Available data section start

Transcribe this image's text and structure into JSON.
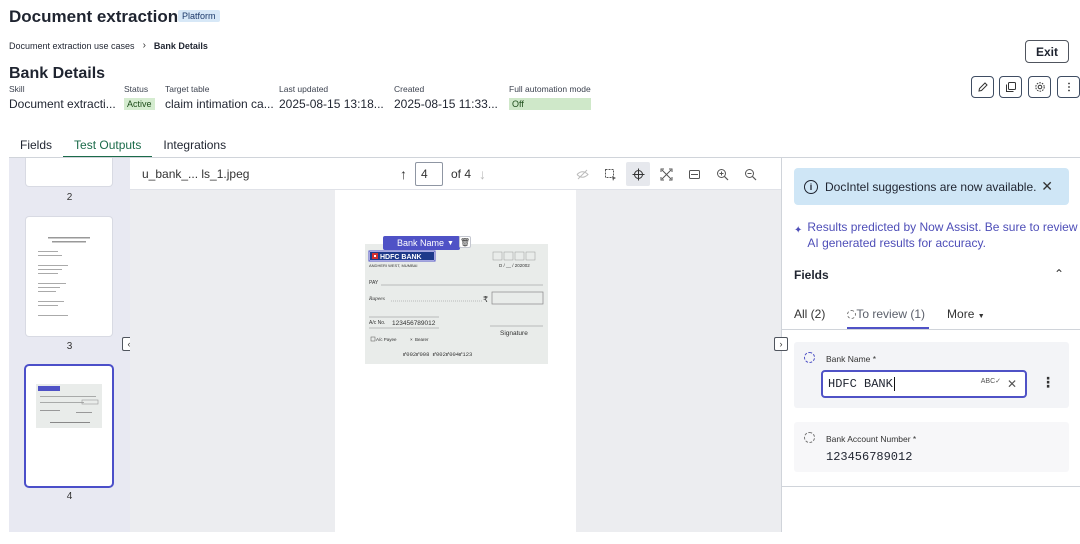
{
  "header": {
    "app_title": "Document extraction",
    "badge": "Platform",
    "breadcrumb": [
      "Document extraction use cases",
      "Bank Details"
    ],
    "exit_label": "Exit",
    "page_title": "Bank Details"
  },
  "meta": {
    "skill": {
      "label": "Skill",
      "value": "Document extracti..."
    },
    "status": {
      "label": "Status",
      "value": "Active"
    },
    "target_table": {
      "label": "Target table",
      "value": "claim intimation ca..."
    },
    "last_updated": {
      "label": "Last updated",
      "value": "2025-08-15 13:18..."
    },
    "created": {
      "label": "Created",
      "value": "2025-08-15 11:33..."
    },
    "automation": {
      "label": "Full automation mode",
      "value": "Off"
    }
  },
  "header_actions": [
    "edit-icon",
    "copy-icon",
    "gear-icon",
    "more-vertical-icon"
  ],
  "tabs": [
    {
      "label": "Fields",
      "active": false
    },
    {
      "label": "Test Outputs",
      "active": true
    },
    {
      "label": "Integrations",
      "active": false
    }
  ],
  "thumbnails": [
    {
      "page": "2",
      "selected": false
    },
    {
      "page": "3",
      "selected": false
    },
    {
      "page": "4",
      "selected": true
    }
  ],
  "viewer": {
    "file_name": "u_bank_... ls_1.jpeg",
    "current_page": "4",
    "total_pages": "of 4",
    "tools": [
      "hide-icon",
      "select-region-icon",
      "crosshair-icon",
      "fit-screen-icon",
      "fit-width-icon",
      "zoom-in-icon",
      "zoom-out-icon"
    ],
    "active_tool": "crosshair-icon"
  },
  "cheque": {
    "tag_label": "Bank Name",
    "bank_name": "HDFC BANK",
    "branch": "ANDHERI WEST, MUMBAI",
    "date": "D / __ / 202002",
    "pay": "PAY",
    "rupees": "Rupees",
    "account_label": "A/c No.",
    "account_number": "123456789012",
    "signature": "Signature",
    "payee": "A/c Payee",
    "bearer": "Bearer",
    "micr": "⑈002⑈008  ⑈002⑈004⑈123"
  },
  "right_panel": {
    "banner_text": "DocIntel suggestions are now available.",
    "assist_note": "Results predicted by Now Assist. Be sure to review AI generated results for accuracy.",
    "fields_heading": "Fields",
    "filter_tabs": [
      {
        "label": "All (2)",
        "active": false
      },
      {
        "label": "To review (1)",
        "active": true
      },
      {
        "label": "More",
        "active": false
      }
    ],
    "fields": [
      {
        "label": "Bank Name *",
        "value": "HDFC BANK",
        "editing": true
      },
      {
        "label": "Bank Account Number *",
        "value": "123456789012",
        "editing": false
      }
    ]
  }
}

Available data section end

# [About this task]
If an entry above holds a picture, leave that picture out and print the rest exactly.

# [Response below]
Transcribe this image's text and structure into JSON.
{
  "header": {
    "app_title": "Document extraction",
    "badge": "Platform",
    "breadcrumb": [
      "Document extraction use cases",
      "Bank Details"
    ],
    "exit_label": "Exit",
    "page_title": "Bank Details"
  },
  "meta": {
    "skill": {
      "label": "Skill",
      "value": "Document extracti..."
    },
    "status": {
      "label": "Status",
      "value": "Active"
    },
    "target_table": {
      "label": "Target table",
      "value": "claim intimation ca..."
    },
    "last_updated": {
      "label": "Last updated",
      "value": "2025-08-15 13:18..."
    },
    "created": {
      "label": "Created",
      "value": "2025-08-15 11:33..."
    },
    "automation": {
      "label": "Full automation mode",
      "value": "Off"
    }
  },
  "header_actions": [
    "edit-icon",
    "copy-icon",
    "gear-icon",
    "more-vertical-icon"
  ],
  "tabs": [
    {
      "label": "Fields",
      "active": false
    },
    {
      "label": "Test Outputs",
      "active": true
    },
    {
      "label": "Integrations",
      "active": false
    }
  ],
  "thumbnails": [
    {
      "page": "2",
      "selected": false
    },
    {
      "page": "3",
      "selected": false
    },
    {
      "page": "4",
      "selected": true
    }
  ],
  "viewer": {
    "file_name": "u_bank_... ls_1.jpeg",
    "current_page": "4",
    "total_pages": "of 4",
    "tools": [
      "hide-icon",
      "select-region-icon",
      "crosshair-icon",
      "fit-screen-icon",
      "fit-width-icon",
      "zoom-in-icon",
      "zoom-out-icon"
    ],
    "active_tool": "crosshair-icon"
  },
  "cheque": {
    "tag_label": "Bank Name",
    "bank_name": "HDFC BANK",
    "branch": "ANDHERI WEST, MUMBAI",
    "date": "D / __ / 202002",
    "pay": "PAY",
    "rupees": "Rupees",
    "account_label": "A/c No.",
    "account_number": "123456789012",
    "signature": "Signature",
    "payee": "A/c Payee",
    "bearer": "Bearer",
    "micr": "⑈002⑈008  ⑈002⑈004⑈123"
  },
  "right_panel": {
    "banner_text": "DocIntel suggestions are now available.",
    "assist_note": "Results predicted by Now Assist. Be sure to review AI generated results for accuracy.",
    "fields_heading": "Fields",
    "filter_tabs": [
      {
        "label": "All (2)",
        "active": false
      },
      {
        "label": "To review (1)",
        "active": true
      },
      {
        "label": "More",
        "active": false
      }
    ],
    "fields": [
      {
        "label": "Bank Name *",
        "value": "HDFC BANK",
        "editing": true
      },
      {
        "label": "Bank Account Number *",
        "value": "123456789012",
        "editing": false
      }
    ]
  }
}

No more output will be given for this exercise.